People’s Republic of China
The current tax system in China is still young compared with the United States and most European countries. While the central government implements tax regulations in a strict manner, emphasizing consistency, local governments are still relatively inconsistent and disorganized in their implementation. In addition to implementation issues, similar to India, Chinese tax regulation in the past mainly focused on the regulation of currencies in and out of China. Between 2005 and 2008, the Chinese government issued various circulars, all dealing with administration, registration, and currency control. With the publication of Circular 461, however, China introduced its first operational focused tax regulations.
Previous legislation: Circular 35 (2005) provided that income derived from employees’ stock options should be treated as stand-alone income, taxed at progressive rates. Circular 902 (2006) clarified that the above legislation is applicable only to publicly listed companies. Circular 5 (2009) extended the preferential tax treatment of stock options to both stock appreciation rights and restricted share units.
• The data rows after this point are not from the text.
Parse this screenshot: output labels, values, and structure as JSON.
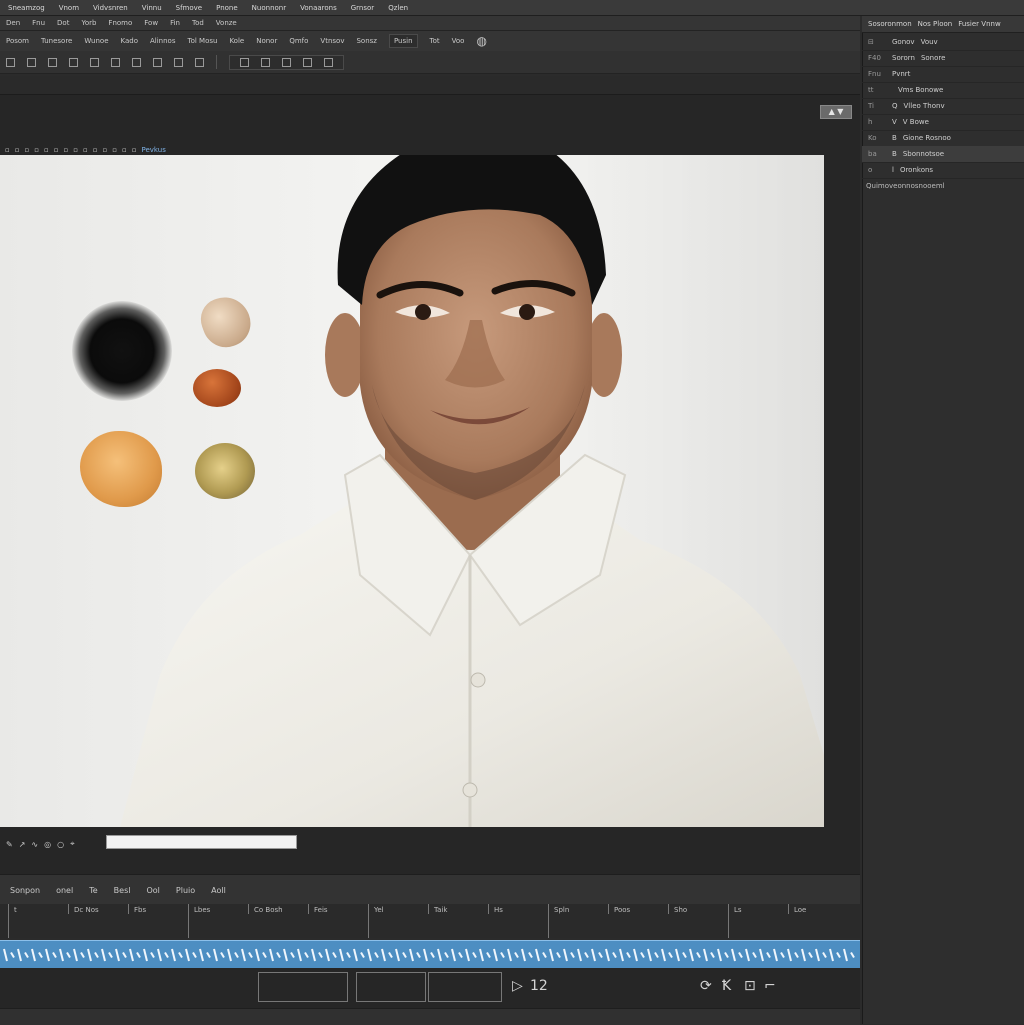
{
  "menu": {
    "items": [
      "Sneamzog",
      "Vnom",
      "Vidvsnren",
      "Vinnu",
      "Sfmove",
      "Pnone",
      "Nuonnonr",
      "Vonaarons",
      "Grnsor",
      "Qzlen"
    ]
  },
  "toolbar1": {
    "items": [
      "Den",
      "Fnu",
      "Dot",
      "Yorb",
      "Fnomo",
      "Fow",
      "Fin",
      "Tod",
      "Vonze"
    ]
  },
  "toolbar2": {
    "items": [
      "Posom",
      "Tunesore",
      "Wunoe",
      "Kado",
      "Alinnos",
      "Tol Mosu",
      "Kole",
      "Nonor",
      "Qmfo",
      "Vtnsov",
      "Sonsz"
    ],
    "zoom": "Pusin",
    "arrow_a": "Tot",
    "arrow_b": "Voo"
  },
  "viewer": {
    "control_label": "▲ ▼",
    "tool_label": "Pevkus",
    "footer_icons": [
      "✎",
      "↗",
      "∿",
      "◎",
      "○",
      "⌖"
    ]
  },
  "timeline": {
    "bar_items": [
      "Sonpon",
      "onel",
      "Te",
      "Besl",
      "Ool",
      "Pluio",
      "Aoll"
    ],
    "ruler_labels": [
      "t",
      "Dc Nos",
      "Fbs",
      "Lbes",
      "Co Bosh",
      "Feis",
      "Yel",
      "Taik",
      "Hs",
      "Spln",
      "Poos",
      "Sho",
      "Ls",
      "Loe"
    ],
    "frame": "12",
    "transport_icons": [
      "⟳",
      "Ꝁ",
      "⊡",
      "⌐"
    ]
  },
  "panel": {
    "tabs": [
      "Sosoronmon",
      "Nos Ploon",
      "Fusier Vnnw"
    ],
    "rows": [
      {
        "a": "⊟",
        "b": "Gonov",
        "c": "Vouv"
      },
      {
        "a": "F40",
        "b": "Sororn",
        "c": "Sonore"
      },
      {
        "a": "Fnu",
        "b": "Pvnrt",
        "c": ""
      },
      {
        "a": "tt",
        "b": "",
        "c": "Vms Bonowe"
      },
      {
        "a": "Ti",
        "b": "Q",
        "c": "Vlleo Thonv"
      },
      {
        "a": "h",
        "b": "V",
        "c": "V Bowe"
      },
      {
        "a": "Ko",
        "b": "B",
        "c": "Gione Rosnoo"
      },
      {
        "a": "ba",
        "b": "B",
        "c": "Sbonnotsoe"
      },
      {
        "a": "o",
        "b": "l",
        "c": "Oronkons"
      }
    ],
    "footer": "Quimoveonnosnooeml"
  }
}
New legislation: Circular 461 (2009) builds on previous legislation by providing clarification and additional guidance on actual operational procedures. Stock appreciation rights (SARs) are taxed at the time of exercise. The taxable amount is the difference between the shares’ FMV on the exercise date and the grant date.
Restricted share units (RSUs) are taxed when they become fully vested. The taxable amount is calculated using an average of the shares’ FMV on the grant date and the vesting date. The taxable amount is then multiplied by the number of shares vesting minus the portion of the total price paid by the employee for the award at grant allocated to the vesting shares.
Limitations and clarifications:
- A listed company includes its subsidiaries that have at least a 30% direct or indirect shareholding interest.
- The equity plan must be set up after the company has become listed; any plan that was in place before the company became listed would not qualify.
- The listed company must register its share options and SAR plans with the in-charge local tax bureaus before the plans are implemented and must provide additional relevant information before options and SARs are exercised and taxable income is reported.
- Circular 461 made it clear that the registration requirements apply to listed overseas companies as well as to domestic Chinese companies.
Implications: As with any new tax legislation, employers should take the necessary preoperational steps to ensure compliance with the new requirements. Furthermore, employers must understand how to calculate the taxable amount according to the new provisions.
The complexity of these tax legislations cannot be explained thoroughly in a short summary. The above represents just a brief overview of the tax changes for each country. Beyond tax requirements, multinational companies need to comply with registration requirements, accounting issues, data privacy rules, and various other issues that may be unique to each foreign country in which equity is granted and eventually exercised by the employee.
Editor: Kevin D. Anderson, CPA, J.D.
Kevin Anderson is a partner, National Tax Services, with BDO Seidman, LLP, in Bethesda, MD.
For additional information about these items, contact Mr. Anderson at (301) 634-0222 or firstname.lastname@example.org.
Unless otherwise noted, contributors are members of or associated with BDO Seidman, LLP.